29 Relationship Deal Breakers That Mean You Need To GTFO Of Your Relationship - Narcity
Jul 13, When we are out on dates or swiping through our apps, women are known to look for red flags rather than green lights. For many women, our. The Relationship Institute posavski-obzor.info The Three Deal Breakers. We have found that relationships are incredibly and sometimes. Most of the students didn't name that many—an average of just under 5 deal breakers for long-term relationships, and 3 for short-term relationships.
In bed, in life. If he doesn't understand the give-and-take in a relationship, he's either a selfish dude or a misogynist who thinks that men should be entitled to privileged behaviour in a relationship. He's wrong, and you're out. He has horrible hygiene and manners. Separately, these things are manageable and probably fixable. But in tandem, they are a deal breaker.
He isn't there when you need him. Whether you need help moving or you're dealing with an emotional family trauma, if he's not there to help now, he never will be. He has no sense of humour. If you're going to share your life with someone, you're going to want to be silly and have fun with them. He thinks everything is a joke.
The opposite of the former, kind of. Everything is a joke to him.
- The Only 3 Relationship Deal Breakers You Really Need!
- 29 Relationship Deal Breakers That Mean You Need To GTFO Of Your Relationship
And whether or not he admits it to you or himself, he'll be comparing you to what he's seen. He doesn't want to hang out with your friends, because they're "lame". This doesn't necessarily mean you're cooking and cleaning for him, but it can. More broadly it denotes the attitude he responds with when you politely ask him to stop playing video games or watching horrible YouTube videos. They won't hold your hand or kiss you in public. More likely the latter, but in any case its a deal breaker.
In which case, you should get out of there and do the same. If they never consider your point of view seriously or try to come to compromises after an argument or discussion, then they likely don't value your opinion. Beware of this one, anyone who thinks their opinions are inherently superior are likely narcissists. All you eat is fast food and they are genuinely worried about your well-being. If they don't see you as an equal, they won't treat you as one, and any relationship formed on that kind of imbalance is doomed to fail.
Anyone who makes you feel ashamed of your path is no good. They tell you not to wear something. Secondly, if he doesn't appreciate the individuality and personality you express in your style, then he doesn't like those things about you, point blank.

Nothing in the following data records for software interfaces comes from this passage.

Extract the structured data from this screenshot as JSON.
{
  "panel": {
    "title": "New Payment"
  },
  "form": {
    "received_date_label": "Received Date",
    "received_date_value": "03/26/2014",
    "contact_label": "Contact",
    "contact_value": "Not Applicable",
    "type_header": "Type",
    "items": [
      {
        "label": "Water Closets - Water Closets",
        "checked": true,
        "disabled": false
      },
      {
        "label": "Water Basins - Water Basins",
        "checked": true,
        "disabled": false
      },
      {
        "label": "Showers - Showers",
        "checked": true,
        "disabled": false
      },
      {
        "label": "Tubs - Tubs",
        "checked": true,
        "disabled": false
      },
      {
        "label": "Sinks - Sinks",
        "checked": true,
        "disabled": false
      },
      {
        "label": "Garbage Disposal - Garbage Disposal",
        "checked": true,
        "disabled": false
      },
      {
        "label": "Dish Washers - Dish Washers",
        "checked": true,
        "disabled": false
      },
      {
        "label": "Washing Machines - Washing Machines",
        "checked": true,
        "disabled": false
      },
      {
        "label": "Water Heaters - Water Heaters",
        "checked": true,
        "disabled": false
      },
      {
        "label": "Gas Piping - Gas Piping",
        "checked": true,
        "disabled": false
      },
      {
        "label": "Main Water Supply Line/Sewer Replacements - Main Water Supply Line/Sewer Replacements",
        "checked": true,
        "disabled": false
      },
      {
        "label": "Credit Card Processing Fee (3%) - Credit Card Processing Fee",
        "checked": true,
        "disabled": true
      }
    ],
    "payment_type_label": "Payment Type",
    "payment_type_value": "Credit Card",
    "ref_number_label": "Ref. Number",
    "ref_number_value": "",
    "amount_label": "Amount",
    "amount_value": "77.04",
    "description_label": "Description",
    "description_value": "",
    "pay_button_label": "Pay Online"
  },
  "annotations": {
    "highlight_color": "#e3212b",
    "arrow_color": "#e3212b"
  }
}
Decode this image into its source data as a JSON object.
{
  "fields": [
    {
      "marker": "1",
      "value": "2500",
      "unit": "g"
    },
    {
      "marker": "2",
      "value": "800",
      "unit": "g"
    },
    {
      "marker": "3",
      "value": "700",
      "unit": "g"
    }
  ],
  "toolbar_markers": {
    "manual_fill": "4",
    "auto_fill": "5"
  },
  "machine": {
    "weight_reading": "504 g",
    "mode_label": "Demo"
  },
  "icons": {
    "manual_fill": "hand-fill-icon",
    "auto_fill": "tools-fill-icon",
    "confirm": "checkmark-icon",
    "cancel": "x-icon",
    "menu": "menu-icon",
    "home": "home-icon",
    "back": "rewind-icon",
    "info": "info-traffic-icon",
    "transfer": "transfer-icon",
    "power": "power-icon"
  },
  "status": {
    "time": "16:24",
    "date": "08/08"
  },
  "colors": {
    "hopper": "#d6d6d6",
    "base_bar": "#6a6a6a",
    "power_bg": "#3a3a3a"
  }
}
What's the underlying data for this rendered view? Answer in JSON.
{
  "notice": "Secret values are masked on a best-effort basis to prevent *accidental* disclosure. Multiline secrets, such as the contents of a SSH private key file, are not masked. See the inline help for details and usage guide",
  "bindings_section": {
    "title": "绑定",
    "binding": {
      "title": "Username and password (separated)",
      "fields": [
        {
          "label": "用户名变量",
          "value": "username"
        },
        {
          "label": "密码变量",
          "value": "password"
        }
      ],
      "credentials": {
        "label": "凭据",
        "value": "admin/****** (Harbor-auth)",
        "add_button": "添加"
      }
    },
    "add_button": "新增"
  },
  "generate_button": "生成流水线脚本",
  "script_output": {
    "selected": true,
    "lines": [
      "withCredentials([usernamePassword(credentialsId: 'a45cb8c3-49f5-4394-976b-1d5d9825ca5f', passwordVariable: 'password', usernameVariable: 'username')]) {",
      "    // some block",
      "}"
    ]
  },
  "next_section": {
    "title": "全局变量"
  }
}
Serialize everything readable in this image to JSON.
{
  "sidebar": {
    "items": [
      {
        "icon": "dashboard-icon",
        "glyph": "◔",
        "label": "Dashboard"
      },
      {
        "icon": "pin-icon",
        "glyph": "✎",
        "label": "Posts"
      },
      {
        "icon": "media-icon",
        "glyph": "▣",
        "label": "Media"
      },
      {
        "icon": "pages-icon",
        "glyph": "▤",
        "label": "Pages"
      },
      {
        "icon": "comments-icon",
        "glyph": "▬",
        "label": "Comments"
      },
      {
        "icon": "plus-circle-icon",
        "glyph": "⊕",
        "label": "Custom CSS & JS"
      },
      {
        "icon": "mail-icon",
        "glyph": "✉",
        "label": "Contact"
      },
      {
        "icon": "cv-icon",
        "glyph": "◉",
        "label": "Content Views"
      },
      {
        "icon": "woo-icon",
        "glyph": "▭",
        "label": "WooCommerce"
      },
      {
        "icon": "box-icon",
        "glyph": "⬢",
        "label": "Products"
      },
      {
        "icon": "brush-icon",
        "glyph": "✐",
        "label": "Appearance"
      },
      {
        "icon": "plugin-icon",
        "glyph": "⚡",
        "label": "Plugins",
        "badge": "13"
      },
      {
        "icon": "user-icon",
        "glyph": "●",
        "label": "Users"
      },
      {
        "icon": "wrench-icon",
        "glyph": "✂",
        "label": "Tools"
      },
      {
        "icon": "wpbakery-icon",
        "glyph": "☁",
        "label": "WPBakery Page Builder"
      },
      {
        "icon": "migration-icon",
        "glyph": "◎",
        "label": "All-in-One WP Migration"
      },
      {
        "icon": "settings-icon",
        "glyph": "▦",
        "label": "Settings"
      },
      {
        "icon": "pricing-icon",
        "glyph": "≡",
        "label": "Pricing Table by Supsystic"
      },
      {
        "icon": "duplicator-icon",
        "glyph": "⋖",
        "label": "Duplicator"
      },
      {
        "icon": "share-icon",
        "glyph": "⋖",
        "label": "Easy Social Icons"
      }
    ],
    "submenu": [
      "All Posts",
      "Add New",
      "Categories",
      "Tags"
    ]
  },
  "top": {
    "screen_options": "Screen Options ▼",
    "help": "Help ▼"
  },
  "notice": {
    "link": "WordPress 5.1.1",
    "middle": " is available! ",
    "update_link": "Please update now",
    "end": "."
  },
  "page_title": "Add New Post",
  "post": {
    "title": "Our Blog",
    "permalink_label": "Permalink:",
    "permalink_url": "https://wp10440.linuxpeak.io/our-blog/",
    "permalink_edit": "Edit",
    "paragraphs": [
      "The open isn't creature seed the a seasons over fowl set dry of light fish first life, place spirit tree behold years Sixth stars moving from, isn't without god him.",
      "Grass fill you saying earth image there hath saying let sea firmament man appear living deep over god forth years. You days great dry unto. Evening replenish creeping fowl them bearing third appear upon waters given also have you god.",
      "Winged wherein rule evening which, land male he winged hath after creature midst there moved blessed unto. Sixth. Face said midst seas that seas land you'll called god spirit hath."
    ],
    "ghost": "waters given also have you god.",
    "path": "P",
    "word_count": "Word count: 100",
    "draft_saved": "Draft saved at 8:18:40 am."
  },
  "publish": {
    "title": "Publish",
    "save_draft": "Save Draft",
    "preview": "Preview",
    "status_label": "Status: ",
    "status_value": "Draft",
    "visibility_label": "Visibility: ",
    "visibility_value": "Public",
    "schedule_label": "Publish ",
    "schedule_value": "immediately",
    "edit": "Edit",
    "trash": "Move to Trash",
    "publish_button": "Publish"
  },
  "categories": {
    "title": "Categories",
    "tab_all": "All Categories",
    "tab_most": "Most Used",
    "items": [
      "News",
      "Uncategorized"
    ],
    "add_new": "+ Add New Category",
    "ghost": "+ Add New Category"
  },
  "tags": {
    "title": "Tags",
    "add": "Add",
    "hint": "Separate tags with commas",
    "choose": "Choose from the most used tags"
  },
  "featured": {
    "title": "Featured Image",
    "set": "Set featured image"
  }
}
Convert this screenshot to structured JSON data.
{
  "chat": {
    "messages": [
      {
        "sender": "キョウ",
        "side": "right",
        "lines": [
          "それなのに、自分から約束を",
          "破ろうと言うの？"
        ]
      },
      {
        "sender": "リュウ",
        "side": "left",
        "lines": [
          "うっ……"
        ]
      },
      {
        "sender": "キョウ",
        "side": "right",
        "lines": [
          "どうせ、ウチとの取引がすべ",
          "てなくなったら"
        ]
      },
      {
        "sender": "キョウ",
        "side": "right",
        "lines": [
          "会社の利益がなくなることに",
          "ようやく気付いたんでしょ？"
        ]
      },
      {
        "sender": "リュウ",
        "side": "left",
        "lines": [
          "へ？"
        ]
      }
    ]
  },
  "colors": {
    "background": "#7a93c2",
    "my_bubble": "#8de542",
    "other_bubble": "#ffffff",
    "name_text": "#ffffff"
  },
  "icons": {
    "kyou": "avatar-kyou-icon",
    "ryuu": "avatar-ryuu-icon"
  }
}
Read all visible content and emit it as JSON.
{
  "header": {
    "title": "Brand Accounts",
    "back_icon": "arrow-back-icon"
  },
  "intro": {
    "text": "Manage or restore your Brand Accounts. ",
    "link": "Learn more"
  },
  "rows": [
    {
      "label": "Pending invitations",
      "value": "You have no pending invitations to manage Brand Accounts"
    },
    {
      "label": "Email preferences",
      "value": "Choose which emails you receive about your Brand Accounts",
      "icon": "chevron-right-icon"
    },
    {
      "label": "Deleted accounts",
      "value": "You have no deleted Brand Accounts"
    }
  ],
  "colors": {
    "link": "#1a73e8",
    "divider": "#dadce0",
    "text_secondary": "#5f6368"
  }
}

The internalization of someone else's dictation over your clothing choices will inevitably bleed into the other choices you make, choices that will be made because of what someone else wants you to be. They refuse to participate in things they know you really like and are meaningful to you.
If someone you love rejects the things that you like, you will likely start to like those things less.
The Only 3 Relationship Deal Breakers You Really Need!
Don't let that happen, get outta there instead. They get overly frustrated at your minor flaws. Is he constantly getting frustrated by how long it takes you to tell a story?
Abuse Physical, mental, verbal or emotional abuse are all deal breakers, no one ever deserves to be mis-treated at the hands of ANYONE especially their spouse.
For me as a coach, I define abuse simply, as treat someone with cruelty or violence, especially regularly or repeatedly, whether that be verbally, mentally, physically or emotionally.
50 Things That Should Be Relationship Dealbreakers
Refusal to grow or resolve long standing issues Something that was once an issue but not adequately addressed with professional help, will re-occur or at the very least has a really high chance of reoccurring. This may seem a little less serious than active addiction or abuse, however it is one that very few identify and so can spend years arguing, butting heads and creating wedges in their relationship without actually resolving them. I consider it so serious because unresolved issues repeat themselves and even with the best intentions, depending on the issue, it can have a very severe effect on the quality of your life as their spouse.
There is nothing wrong with someone needing help and getting it, however needing it and not getting it, that has to be a deal breaker for your well-being! Someone who has anger issues, but never gets help, will continue to have anger issues until they get help! It is that simple, the promise of getting help is very different to the action of it.
So make your deal breakers count, make them powerful and clear. That way everything else is about preferences, not well-being!